But if you DON'T make that agreement, you can't randomly expect your partner to take up the role of housewife without having a conversation about it. 

They'll resent you, you'll resent them, and the whole thing will feel like a bad episode of Mad Men

It's not good to have a relationship where one is in a "parent" role, unless that's your kink in the bedroom, then that's your business. 

3. Being able to pay your own bills helps reduce insecurity. 


Like it or not, what you earn and your financial standing make you feel better as a person or worse, as the case may be.

I could stand on a mountaintop for years yelling "how you handle money has nothing to do with your value" and couples would still break-up because one of them couldn't shoulder the guilt of being the reason they couldn't buy a house together. 

If someone else is paying your bills and your rent, it's normal to feel insecure.

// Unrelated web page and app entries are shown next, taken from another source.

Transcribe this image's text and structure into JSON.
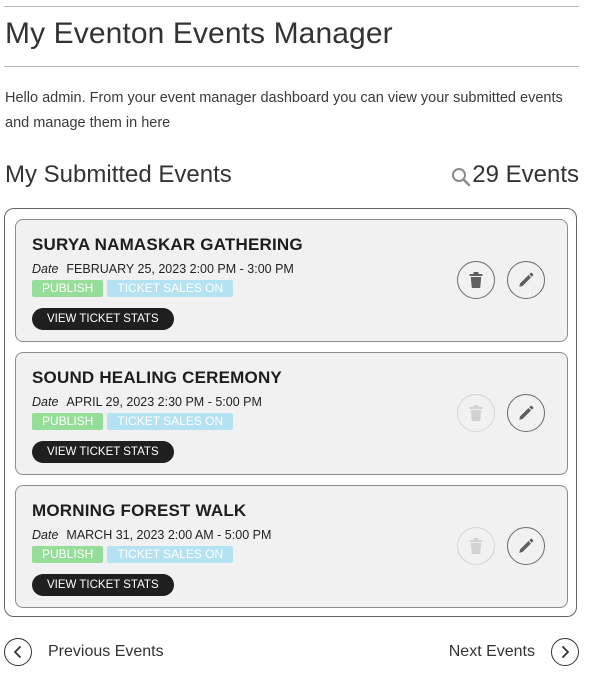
{
  "page": {
    "title": "My Eventon Events Manager",
    "intro": "Hello admin. From your event manager dashboard you can view your submitted events and manage them in here"
  },
  "submitted": {
    "title": "My Submitted Events",
    "count_label": "29 Events",
    "search_icon": "search-icon"
  },
  "events": [
    {
      "title": "SURYA NAMASKAR GATHERING",
      "date_label": "Date",
      "date": "FEBRUARY 25, 2023 2:00 PM - 3:00 PM",
      "status": "PUBLISH",
      "tickets": "TICKET SALES ON",
      "stats_label": "VIEW TICKET STATS",
      "delete_enabled": true
    },
    {
      "title": "SOUND HEALING CEREMONY",
      "date_label": "Date",
      "date": "APRIL 29, 2023 2:30 PM - 5:00 PM",
      "status": "PUBLISH",
      "tickets": "TICKET SALES ON",
      "stats_label": "VIEW TICKET STATS",
      "delete_enabled": false
    },
    {
      "title": "MORNING FOREST WALK",
      "date_label": "Date",
      "date": "MARCH 31, 2023 2:00 AM - 5:00 PM",
      "status": "PUBLISH",
      "tickets": "TICKET SALES ON",
      "stats_label": "VIEW TICKET STATS",
      "delete_enabled": false
    }
  ],
  "pagination": {
    "prev_label": "Previous Events",
    "next_label": "Next Events"
  },
  "colors": {
    "publish": "#96dd9a",
    "ticket_sales": "#b4e2f2",
    "stats_button": "#1f1f1f",
    "card_background": "#f1f1f1"
  }
}
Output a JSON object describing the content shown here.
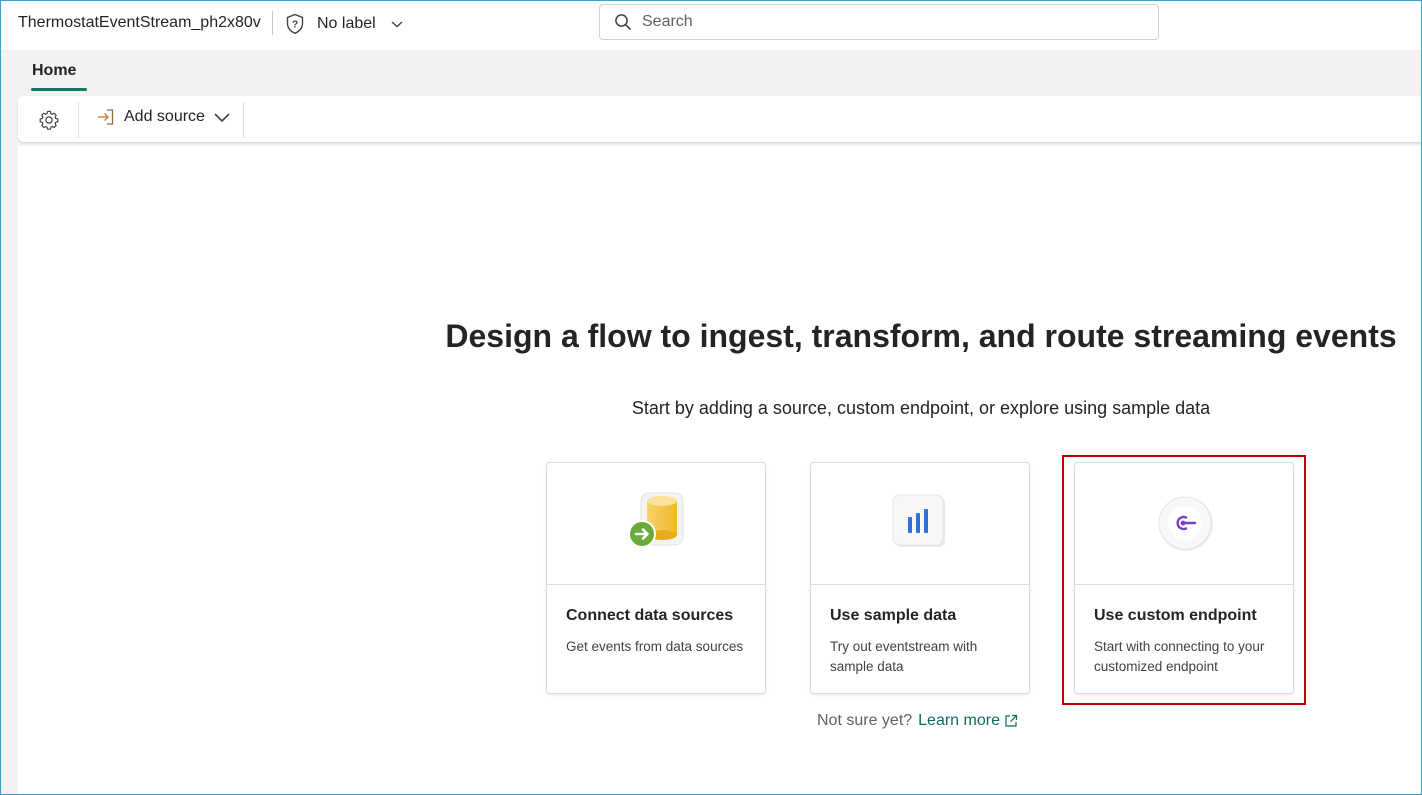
{
  "header": {
    "title": "ThermostatEventStream_ph2x80v",
    "sensitivity_label": "No label",
    "search_placeholder": "Search"
  },
  "tabs": [
    {
      "label": "Home",
      "selected": true
    }
  ],
  "toolbar": {
    "settings_icon": "gear-icon",
    "add_source_label": "Add source"
  },
  "main": {
    "heading": "Design a flow to ingest, transform, and route streaming events",
    "subheading": "Start by adding a source, custom endpoint, or explore using sample data",
    "cards": [
      {
        "title": "Connect data sources",
        "description": "Get events from data sources",
        "icon": "database-arrow-icon"
      },
      {
        "title": "Use sample data",
        "description": "Try out eventstream with sample data",
        "icon": "bar-chart-icon"
      },
      {
        "title": "Use custom endpoint",
        "description": "Start with connecting to your customized endpoint",
        "icon": "endpoint-icon",
        "highlighted": true
      }
    ],
    "help_prompt": "Not sure yet?",
    "learn_more_label": "Learn more"
  },
  "colors": {
    "accent": "#117865",
    "link": "#0f6c5c",
    "highlight_border": "#c00000"
  }
}
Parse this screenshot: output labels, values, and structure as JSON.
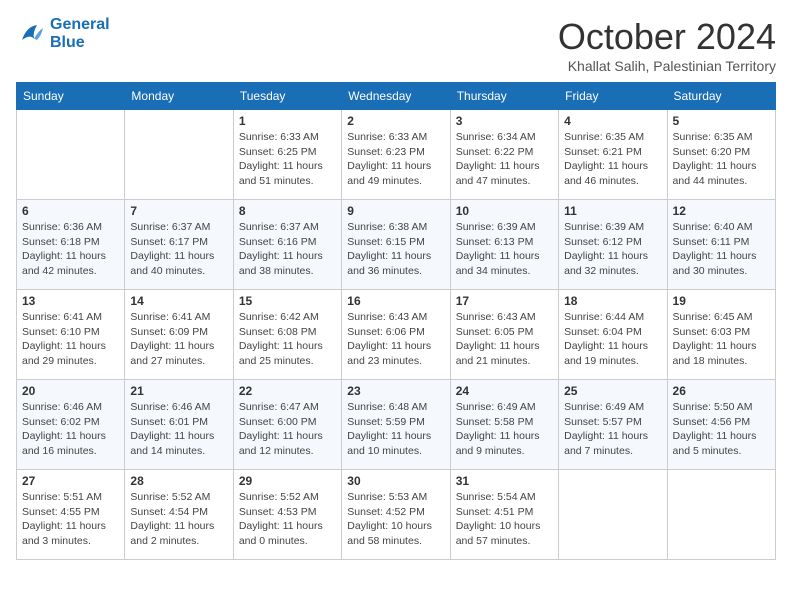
{
  "logo": {
    "line1": "General",
    "line2": "Blue"
  },
  "title": "October 2024",
  "location": "Khallat Salih, Palestinian Territory",
  "weekdays": [
    "Sunday",
    "Monday",
    "Tuesday",
    "Wednesday",
    "Thursday",
    "Friday",
    "Saturday"
  ],
  "weeks": [
    [
      {
        "day": "",
        "info": ""
      },
      {
        "day": "",
        "info": ""
      },
      {
        "day": "1",
        "info": "Sunrise: 6:33 AM\nSunset: 6:25 PM\nDaylight: 11 hours and 51 minutes."
      },
      {
        "day": "2",
        "info": "Sunrise: 6:33 AM\nSunset: 6:23 PM\nDaylight: 11 hours and 49 minutes."
      },
      {
        "day": "3",
        "info": "Sunrise: 6:34 AM\nSunset: 6:22 PM\nDaylight: 11 hours and 47 minutes."
      },
      {
        "day": "4",
        "info": "Sunrise: 6:35 AM\nSunset: 6:21 PM\nDaylight: 11 hours and 46 minutes."
      },
      {
        "day": "5",
        "info": "Sunrise: 6:35 AM\nSunset: 6:20 PM\nDaylight: 11 hours and 44 minutes."
      }
    ],
    [
      {
        "day": "6",
        "info": "Sunrise: 6:36 AM\nSunset: 6:18 PM\nDaylight: 11 hours and 42 minutes."
      },
      {
        "day": "7",
        "info": "Sunrise: 6:37 AM\nSunset: 6:17 PM\nDaylight: 11 hours and 40 minutes."
      },
      {
        "day": "8",
        "info": "Sunrise: 6:37 AM\nSunset: 6:16 PM\nDaylight: 11 hours and 38 minutes."
      },
      {
        "day": "9",
        "info": "Sunrise: 6:38 AM\nSunset: 6:15 PM\nDaylight: 11 hours and 36 minutes."
      },
      {
        "day": "10",
        "info": "Sunrise: 6:39 AM\nSunset: 6:13 PM\nDaylight: 11 hours and 34 minutes."
      },
      {
        "day": "11",
        "info": "Sunrise: 6:39 AM\nSunset: 6:12 PM\nDaylight: 11 hours and 32 minutes."
      },
      {
        "day": "12",
        "info": "Sunrise: 6:40 AM\nSunset: 6:11 PM\nDaylight: 11 hours and 30 minutes."
      }
    ],
    [
      {
        "day": "13",
        "info": "Sunrise: 6:41 AM\nSunset: 6:10 PM\nDaylight: 11 hours and 29 minutes."
      },
      {
        "day": "14",
        "info": "Sunrise: 6:41 AM\nSunset: 6:09 PM\nDaylight: 11 hours and 27 minutes."
      },
      {
        "day": "15",
        "info": "Sunrise: 6:42 AM\nSunset: 6:08 PM\nDaylight: 11 hours and 25 minutes."
      },
      {
        "day": "16",
        "info": "Sunrise: 6:43 AM\nSunset: 6:06 PM\nDaylight: 11 hours and 23 minutes."
      },
      {
        "day": "17",
        "info": "Sunrise: 6:43 AM\nSunset: 6:05 PM\nDaylight: 11 hours and 21 minutes."
      },
      {
        "day": "18",
        "info": "Sunrise: 6:44 AM\nSunset: 6:04 PM\nDaylight: 11 hours and 19 minutes."
      },
      {
        "day": "19",
        "info": "Sunrise: 6:45 AM\nSunset: 6:03 PM\nDaylight: 11 hours and 18 minutes."
      }
    ],
    [
      {
        "day": "20",
        "info": "Sunrise: 6:46 AM\nSunset: 6:02 PM\nDaylight: 11 hours and 16 minutes."
      },
      {
        "day": "21",
        "info": "Sunrise: 6:46 AM\nSunset: 6:01 PM\nDaylight: 11 hours and 14 minutes."
      },
      {
        "day": "22",
        "info": "Sunrise: 6:47 AM\nSunset: 6:00 PM\nDaylight: 11 hours and 12 minutes."
      },
      {
        "day": "23",
        "info": "Sunrise: 6:48 AM\nSunset: 5:59 PM\nDaylight: 11 hours and 10 minutes."
      },
      {
        "day": "24",
        "info": "Sunrise: 6:49 AM\nSunset: 5:58 PM\nDaylight: 11 hours and 9 minutes."
      },
      {
        "day": "25",
        "info": "Sunrise: 6:49 AM\nSunset: 5:57 PM\nDaylight: 11 hours and 7 minutes."
      },
      {
        "day": "26",
        "info": "Sunrise: 5:50 AM\nSunset: 4:56 PM\nDaylight: 11 hours and 5 minutes."
      }
    ],
    [
      {
        "day": "27",
        "info": "Sunrise: 5:51 AM\nSunset: 4:55 PM\nDaylight: 11 hours and 3 minutes."
      },
      {
        "day": "28",
        "info": "Sunrise: 5:52 AM\nSunset: 4:54 PM\nDaylight: 11 hours and 2 minutes."
      },
      {
        "day": "29",
        "info": "Sunrise: 5:52 AM\nSunset: 4:53 PM\nDaylight: 11 hours and 0 minutes."
      },
      {
        "day": "30",
        "info": "Sunrise: 5:53 AM\nSunset: 4:52 PM\nDaylight: 10 hours and 58 minutes."
      },
      {
        "day": "31",
        "info": "Sunrise: 5:54 AM\nSunset: 4:51 PM\nDaylight: 10 hours and 57 minutes."
      },
      {
        "day": "",
        "info": ""
      },
      {
        "day": "",
        "info": ""
      }
    ]
  ]
}
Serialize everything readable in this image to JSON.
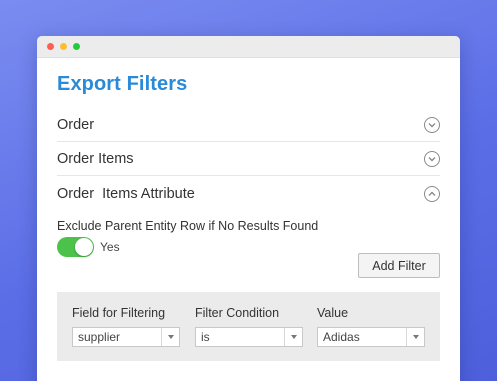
{
  "window": {
    "title": "Export Filters"
  },
  "sections": [
    {
      "label": "Order",
      "state": "collapsed",
      "icon": "chevron-down-icon"
    },
    {
      "label": "Order Items",
      "state": "collapsed",
      "icon": "chevron-down-icon"
    },
    {
      "label": "Order  Items Attribute",
      "state": "expanded",
      "icon": "chevron-up-icon"
    }
  ],
  "exclude": {
    "label": "Exclude Parent Entity Row if No Results Found",
    "toggle_on": true,
    "toggle_text": "Yes"
  },
  "add_filter_label": "Add Filter",
  "filter": {
    "columns": [
      "Field for Filtering",
      "Filter Condition",
      "Value"
    ],
    "field_value": "supplier",
    "condition_value": "is",
    "value_value": "Adidas"
  },
  "colors": {
    "title": "#2a8ad8",
    "toggle_on": "#4cc24a",
    "background": "#5b6de6"
  }
}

If your situation changes and you breakup, you'll be screwed, you're dependent on them (more of that lovely resentment we talked about earlier). 

It goes double for the person with the money and the good credit score. 

Dollars can't protect you from worrying (even irrationally) that your partner is only sticking around for some of that sweet, sweet green.

But not requiring them to be able to pay your bills can help you feel less insecure. 

4. Reducing money stress clears the way for good sex. 


There is nothing worse than feeling "obligated" to have sex.

Let's get one thing clear really quick, you NEVER EVER EVER have to have sex when you don't want to have sex.

Just because someone else is paying your rent that does not buy that access to you or your body.

That said, it can very often feel that way in relationships where money and credit are dividing factors. 

When sex begins to feel transactional it's gross. 

Your sex drive dwindles, and you're not alone, when you feel financially strapped to someone.

That's why financially healthy couples (and individuals!) are probably having more sex ... and better sex!

5. Financially secure couples are more likely to stay together. 


Having read these items it's no surprise that relationships between people with mismatched money skills these very often end in breakups. 

It doesn't matter if you're married or dating, if you're both financially more secure, your relationship is more likely to survive.

That feels like bad news for every one else... but of course, it doesn't HAVE to be that way. 

At least, not in my opinion.

Money isn't an easy thing to talk about. 

But neither is love and sex and fear, and all the other stuff that we need to conquer in order to make our relationships thrive. 

If we can do that why not put in the hard work of zapping the taboo out of how we feel about money and credit?

It's not an impossible feat, at least, I don't think it is. 

It just means realizing how hard a disparity in income or credit can make your relationship.

If you go in with that knowledge and work on that together, you should be able to stand just as much of chance of making as any other couple. 


You got this. 

And of course, if you're the couple who are both money geniuses, then congrats, and keep up the good work!